The US State Department provides some policy direction for USAID. Most of the State Department’s global health work is overseen by the Office of the US Global AIDS Coordinator (OGAC), which coordinates all US HIV/AIDS-related activities.

Department for Health and Human Services (HHS) mainly works domestically but does have a global function through the Office of Global Affairs (OGA). Two of HHS’ primary executing agencies are:

  • CDC: the largest government agency working in disease control and prevention and health promotion. The CDC implements some PEPFAR and PMI programs.
  • National Institutes of Health (NIH): conducts basic research on diseases and disorders. It is a PEPFAR implementing agency and leads on the US’ malaria research and development (R&D) activities (see sector: ‘Global Health R&D’).  

Department of Defense (DOD) conducts a wide range of US global health activities related mainly to disease surveillance, health-systems capacity building through military and international training, and in US global health R&D efforts.

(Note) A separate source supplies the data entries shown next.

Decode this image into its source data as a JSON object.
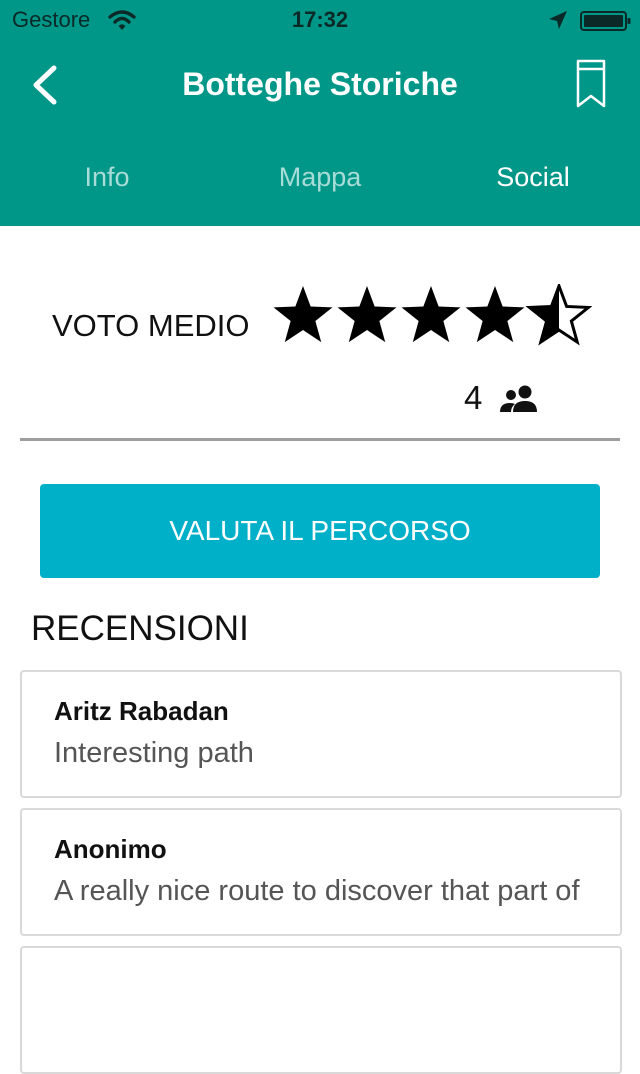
{
  "status_bar": {
    "carrier": "Gestore",
    "time": "17:32"
  },
  "header": {
    "title": "Botteghe Storiche",
    "back_icon": "chevron-left-icon",
    "bookmark_icon": "bookmark-icon",
    "color": "#009688"
  },
  "tabs": [
    {
      "label": "Info",
      "active": false
    },
    {
      "label": "Mappa",
      "active": false
    },
    {
      "label": "Social",
      "active": true
    }
  ],
  "rating": {
    "label": "VOTO MEDIO",
    "value": 4.5,
    "max": 5,
    "votes": "4",
    "votes_icon": "people-icon"
  },
  "rate_button": {
    "label": "VALUTA IL PERCORSO",
    "color": "#00b0c8"
  },
  "reviews": {
    "heading": "RECENSIONI",
    "items": [
      {
        "author": "Aritz Rabadan",
        "text": "Interesting path"
      },
      {
        "author": "Anonimo",
        "text": "A really nice route to discover that part of"
      }
    ]
  }
}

US Congress controls global health funding levels through multiple appropriations bills, which fund several departments and agencies. Over 15 congressional committees oversee US global health engagement. In addition, around ten caucuses (informal congressional groups) focus specifically on issues related to global health.